- **WHAT THIS TASK INVOLVES**
The answer must be every entry, given again word for word.
BEGIN
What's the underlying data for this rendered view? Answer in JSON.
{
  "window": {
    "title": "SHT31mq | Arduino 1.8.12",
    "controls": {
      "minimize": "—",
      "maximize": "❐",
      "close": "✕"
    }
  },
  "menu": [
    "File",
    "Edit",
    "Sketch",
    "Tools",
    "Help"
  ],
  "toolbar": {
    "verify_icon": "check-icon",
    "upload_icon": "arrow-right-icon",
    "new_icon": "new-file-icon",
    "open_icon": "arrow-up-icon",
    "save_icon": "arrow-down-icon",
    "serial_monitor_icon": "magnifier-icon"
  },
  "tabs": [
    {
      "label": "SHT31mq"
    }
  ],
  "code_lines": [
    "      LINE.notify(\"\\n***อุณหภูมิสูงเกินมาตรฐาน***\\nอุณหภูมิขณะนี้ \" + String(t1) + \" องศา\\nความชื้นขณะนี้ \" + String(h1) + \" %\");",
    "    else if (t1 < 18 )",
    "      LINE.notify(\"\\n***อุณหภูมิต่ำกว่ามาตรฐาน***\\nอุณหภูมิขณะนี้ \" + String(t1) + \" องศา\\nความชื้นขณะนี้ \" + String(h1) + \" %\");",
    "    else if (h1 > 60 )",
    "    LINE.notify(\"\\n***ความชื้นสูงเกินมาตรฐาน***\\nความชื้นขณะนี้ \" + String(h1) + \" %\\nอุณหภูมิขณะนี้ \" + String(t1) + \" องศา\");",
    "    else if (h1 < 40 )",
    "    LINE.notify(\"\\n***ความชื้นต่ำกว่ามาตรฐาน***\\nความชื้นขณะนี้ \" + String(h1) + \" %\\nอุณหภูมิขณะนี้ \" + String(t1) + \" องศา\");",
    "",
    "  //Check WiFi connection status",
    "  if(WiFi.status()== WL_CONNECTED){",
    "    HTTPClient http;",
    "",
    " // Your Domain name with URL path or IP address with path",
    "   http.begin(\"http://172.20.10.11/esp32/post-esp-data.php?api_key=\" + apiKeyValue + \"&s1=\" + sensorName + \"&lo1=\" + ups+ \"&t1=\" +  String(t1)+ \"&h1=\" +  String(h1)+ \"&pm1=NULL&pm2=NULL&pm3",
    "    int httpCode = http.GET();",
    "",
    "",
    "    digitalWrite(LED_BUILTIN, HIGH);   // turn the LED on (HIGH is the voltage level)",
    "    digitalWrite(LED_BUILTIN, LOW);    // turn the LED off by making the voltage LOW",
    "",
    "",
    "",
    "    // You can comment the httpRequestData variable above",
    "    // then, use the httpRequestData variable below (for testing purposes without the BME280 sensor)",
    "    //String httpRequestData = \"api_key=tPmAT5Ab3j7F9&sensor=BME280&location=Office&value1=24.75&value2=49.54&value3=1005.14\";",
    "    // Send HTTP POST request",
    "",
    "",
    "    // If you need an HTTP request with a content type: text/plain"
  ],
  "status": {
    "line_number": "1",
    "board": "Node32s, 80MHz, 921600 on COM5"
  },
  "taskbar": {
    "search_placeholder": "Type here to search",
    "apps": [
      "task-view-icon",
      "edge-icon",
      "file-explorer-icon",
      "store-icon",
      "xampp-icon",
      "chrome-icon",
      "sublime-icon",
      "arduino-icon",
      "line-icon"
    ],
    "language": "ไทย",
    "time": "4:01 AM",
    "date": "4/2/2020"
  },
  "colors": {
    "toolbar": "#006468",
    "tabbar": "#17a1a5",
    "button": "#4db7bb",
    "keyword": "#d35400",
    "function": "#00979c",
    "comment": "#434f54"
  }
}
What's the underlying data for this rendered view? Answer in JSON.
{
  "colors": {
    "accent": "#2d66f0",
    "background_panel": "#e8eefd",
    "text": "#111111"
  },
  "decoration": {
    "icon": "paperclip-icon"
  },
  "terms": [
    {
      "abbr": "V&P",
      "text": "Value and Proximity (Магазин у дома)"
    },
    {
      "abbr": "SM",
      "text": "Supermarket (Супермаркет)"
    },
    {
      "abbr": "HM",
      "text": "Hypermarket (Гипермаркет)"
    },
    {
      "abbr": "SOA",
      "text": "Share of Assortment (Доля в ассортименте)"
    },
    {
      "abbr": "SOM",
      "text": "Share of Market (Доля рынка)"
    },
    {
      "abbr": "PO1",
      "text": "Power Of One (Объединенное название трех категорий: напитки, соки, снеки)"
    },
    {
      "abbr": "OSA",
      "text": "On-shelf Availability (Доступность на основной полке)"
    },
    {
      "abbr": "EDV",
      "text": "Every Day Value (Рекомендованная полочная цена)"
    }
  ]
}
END
- **OUTPUT FOR THIS EXERCISE**
What's the underlying data for this rendered view? Answer in JSON.
{
  "window": {
    "title": "SHT31mq | Arduino 1.8.12",
    "controls": {
      "minimize": "—",
      "maximize": "❐",
      "close": "✕"
    }
  },
  "menu": [
    "File",
    "Edit",
    "Sketch",
    "Tools",
    "Help"
  ],
  "toolbar": {
    "verify_icon": "check-icon",
    "upload_icon": "arrow-right-icon",
    "new_icon": "new-file-icon",
    "open_icon": "arrow-up-icon",
    "save_icon": "arrow-down-icon",
    "serial_monitor_icon": "magnifier-icon"
  },
  "tabs": [
    {
      "label": "SHT31mq"
    }
  ],
  "code_lines": [
    "      LINE.notify(\"\\n***อุณหภูมิสูงเกินมาตรฐาน***\\nอุณหภูมิขณะนี้ \" + String(t1) + \" องศา\\nความชื้นขณะนี้ \" + String(h1) + \" %\");",
    "    else if (t1 < 18 )",
    "      LINE.notify(\"\\n***อุณหภูมิต่ำกว่ามาตรฐาน***\\nอุณหภูมิขณะนี้ \" + String(t1) + \" องศา\\nความชื้นขณะนี้ \" + String(h1) + \" %\");",
    "    else if (h1 > 60 )",
    "    LINE.notify(\"\\n***ความชื้นสูงเกินมาตรฐาน***\\nความชื้นขณะนี้ \" + String(h1) + \" %\\nอุณหภูมิขณะนี้ \" + String(t1) + \" องศา\");",
    "    else if (h1 < 40 )",
    "    LINE.notify(\"\\n***ความชื้นต่ำกว่ามาตรฐาน***\\nความชื้นขณะนี้ \" + String(h1) + \" %\\nอุณหภูมิขณะนี้ \" + String(t1) + \" องศา\");",
    "",
    "  //Check WiFi connection status",
    "  if(WiFi.status()== WL_CONNECTED){",
    "    HTTPClient http;",
    "",
    " // Your Domain name with URL path or IP address with path",
    "   http.begin(\"http://172.20.10.11/esp32/post-esp-data.php?api_key=\" + apiKeyValue + \"&s1=\" + sensorName + \"&lo1=\" + ups+ \"&t1=\" +  String(t1)+ \"&h1=\" +  String(h1)+ \"&pm1=NULL&pm2=NULL&pm3",
    "    int httpCode = http.GET();",
    "",
    "",
    "    digitalWrite(LED_BUILTIN, HIGH);   // turn the LED on (HIGH is the voltage level)",
    "    digitalWrite(LED_BUILTIN, LOW);    // turn the LED off by making the voltage LOW",
    "",
    "",
    "",
    "    // You can comment the httpRequestData variable above",
    "    // then, use the httpRequestData variable below (for testing purposes without the BME280 sensor)",
    "    //String httpRequestData = \"api_key=tPmAT5Ab3j7F9&sensor=BME280&location=Office&value1=24.75&value2=49.54&value3=1005.14\";",
    "    // Send HTTP POST request",
    "",
    "",
    "    // If you need an HTTP request with a content type: text/plain"
  ],
  "status": {
    "line_number": "1",
    "board": "Node32s, 80MHz, 921600 on COM5"
  },
  "taskbar": {
    "search_placeholder": "Type here to search",
    "apps": [
      "task-view-icon",
      "edge-icon",
      "file-explorer-icon",
      "store-icon",
      "xampp-icon",
      "chrome-icon",
      "sublime-icon",
      "arduino-icon",
      "line-icon"
    ],
    "language": "ไทย",
    "time": "4:01 AM",
    "date": "4/2/2020"
  },
  "colors": {
    "toolbar": "#006468",
    "tabbar": "#17a1a5",
    "button": "#4db7bb",
    "keyword": "#d35400",
    "function": "#00979c",
    "comment": "#434f54"
  }
}
What's the underlying data for this rendered view? Answer in JSON.
{
  "colors": {
    "accent": "#2d66f0",
    "background_panel": "#e8eefd",
    "text": "#111111"
  },
  "decoration": {
    "icon": "paperclip-icon"
  },
  "terms": [
    {
      "abbr": "V&P",
      "text": "Value and Proximity (Магазин у дома)"
    },
    {
      "abbr": "SM",
      "text": "Supermarket (Супермаркет)"
    },
    {
      "abbr": "HM",
      "text": "Hypermarket (Гипермаркет)"
    },
    {
      "abbr": "SOA",
      "text": "Share of Assortment (Доля в ассортименте)"
    },
    {
      "abbr": "SOM",
      "text": "Share of Market (Доля рынка)"
    },
    {
      "abbr": "PO1",
      "text": "Power Of One (Объединенное название трех категорий: напитки, соки, снеки)"
    },
    {
      "abbr": "OSA",
      "text": "On-shelf Availability (Доступность на основной полке)"
    },
    {
      "abbr": "EDV",
      "text": "Every Day Value (Рекомендованная полочная цена)"
    }
  ]
}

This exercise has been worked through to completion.